*** Opening Data to examine ***
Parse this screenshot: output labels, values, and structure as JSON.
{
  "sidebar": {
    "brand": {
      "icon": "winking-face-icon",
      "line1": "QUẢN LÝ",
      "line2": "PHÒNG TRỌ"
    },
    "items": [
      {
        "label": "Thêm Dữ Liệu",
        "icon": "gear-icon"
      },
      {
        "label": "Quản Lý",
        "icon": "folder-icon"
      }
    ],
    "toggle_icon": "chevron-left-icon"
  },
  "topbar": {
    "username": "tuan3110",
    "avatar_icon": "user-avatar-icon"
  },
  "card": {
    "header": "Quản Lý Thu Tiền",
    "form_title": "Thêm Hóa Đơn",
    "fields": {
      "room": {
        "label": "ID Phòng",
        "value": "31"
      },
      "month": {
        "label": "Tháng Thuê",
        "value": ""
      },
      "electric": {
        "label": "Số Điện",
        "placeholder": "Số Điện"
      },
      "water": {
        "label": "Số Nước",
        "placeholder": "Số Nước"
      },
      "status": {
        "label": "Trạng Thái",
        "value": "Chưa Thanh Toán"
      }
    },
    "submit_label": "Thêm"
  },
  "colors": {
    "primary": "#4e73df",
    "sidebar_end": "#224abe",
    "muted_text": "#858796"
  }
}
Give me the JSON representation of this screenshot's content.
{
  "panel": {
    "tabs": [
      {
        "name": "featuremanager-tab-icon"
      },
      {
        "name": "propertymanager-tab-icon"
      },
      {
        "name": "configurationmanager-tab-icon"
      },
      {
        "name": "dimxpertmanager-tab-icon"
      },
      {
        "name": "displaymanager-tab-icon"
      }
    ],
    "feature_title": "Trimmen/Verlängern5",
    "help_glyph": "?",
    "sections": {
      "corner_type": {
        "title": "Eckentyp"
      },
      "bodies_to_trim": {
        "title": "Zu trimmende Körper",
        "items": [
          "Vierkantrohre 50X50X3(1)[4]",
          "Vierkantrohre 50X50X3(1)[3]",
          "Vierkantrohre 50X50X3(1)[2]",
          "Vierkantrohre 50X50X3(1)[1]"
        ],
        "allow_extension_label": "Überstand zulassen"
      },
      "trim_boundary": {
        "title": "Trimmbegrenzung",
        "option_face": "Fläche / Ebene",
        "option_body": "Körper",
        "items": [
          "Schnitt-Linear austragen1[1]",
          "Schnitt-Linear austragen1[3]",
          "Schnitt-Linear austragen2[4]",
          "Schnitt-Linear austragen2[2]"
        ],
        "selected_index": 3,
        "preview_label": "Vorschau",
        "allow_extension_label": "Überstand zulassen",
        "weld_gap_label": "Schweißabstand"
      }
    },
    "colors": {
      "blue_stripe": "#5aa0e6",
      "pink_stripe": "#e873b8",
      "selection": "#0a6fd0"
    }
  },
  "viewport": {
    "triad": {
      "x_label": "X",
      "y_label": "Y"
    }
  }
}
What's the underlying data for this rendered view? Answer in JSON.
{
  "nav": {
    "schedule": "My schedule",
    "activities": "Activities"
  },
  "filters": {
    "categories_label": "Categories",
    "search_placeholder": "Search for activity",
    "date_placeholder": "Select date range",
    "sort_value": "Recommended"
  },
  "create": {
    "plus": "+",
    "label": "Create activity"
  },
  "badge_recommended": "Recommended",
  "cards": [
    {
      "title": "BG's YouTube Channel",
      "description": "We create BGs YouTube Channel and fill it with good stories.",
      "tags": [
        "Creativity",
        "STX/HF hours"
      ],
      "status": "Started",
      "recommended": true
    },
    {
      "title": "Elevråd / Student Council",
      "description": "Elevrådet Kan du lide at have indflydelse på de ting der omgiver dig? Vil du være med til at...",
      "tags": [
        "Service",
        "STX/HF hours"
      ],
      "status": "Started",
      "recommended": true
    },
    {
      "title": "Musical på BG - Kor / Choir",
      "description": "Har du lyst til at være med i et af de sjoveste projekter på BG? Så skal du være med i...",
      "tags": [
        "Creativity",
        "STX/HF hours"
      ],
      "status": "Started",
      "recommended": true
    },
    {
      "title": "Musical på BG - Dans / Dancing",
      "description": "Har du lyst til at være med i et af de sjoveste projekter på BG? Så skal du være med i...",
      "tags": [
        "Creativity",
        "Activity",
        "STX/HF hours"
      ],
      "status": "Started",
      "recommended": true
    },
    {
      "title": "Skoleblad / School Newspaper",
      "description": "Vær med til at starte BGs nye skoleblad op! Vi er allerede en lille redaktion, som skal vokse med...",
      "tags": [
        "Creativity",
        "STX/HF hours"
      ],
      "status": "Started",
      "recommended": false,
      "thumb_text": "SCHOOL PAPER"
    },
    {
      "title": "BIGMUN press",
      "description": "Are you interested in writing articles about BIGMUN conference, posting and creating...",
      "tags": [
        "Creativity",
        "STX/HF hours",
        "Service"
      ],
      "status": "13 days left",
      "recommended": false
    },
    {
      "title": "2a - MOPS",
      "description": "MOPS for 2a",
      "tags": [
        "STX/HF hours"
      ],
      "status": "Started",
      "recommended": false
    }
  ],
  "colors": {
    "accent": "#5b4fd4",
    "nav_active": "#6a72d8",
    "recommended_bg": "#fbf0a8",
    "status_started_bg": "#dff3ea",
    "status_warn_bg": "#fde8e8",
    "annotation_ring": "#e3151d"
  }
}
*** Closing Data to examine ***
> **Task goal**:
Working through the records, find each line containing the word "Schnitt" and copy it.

> **Worked solution**:
          "Schnitt-Linear austragen1[1]",
          "Schnitt-Linear austragen1[3]",
          "Schnitt-Linear austragen2[4]",
          "Schnitt-Linear austragen2[2]"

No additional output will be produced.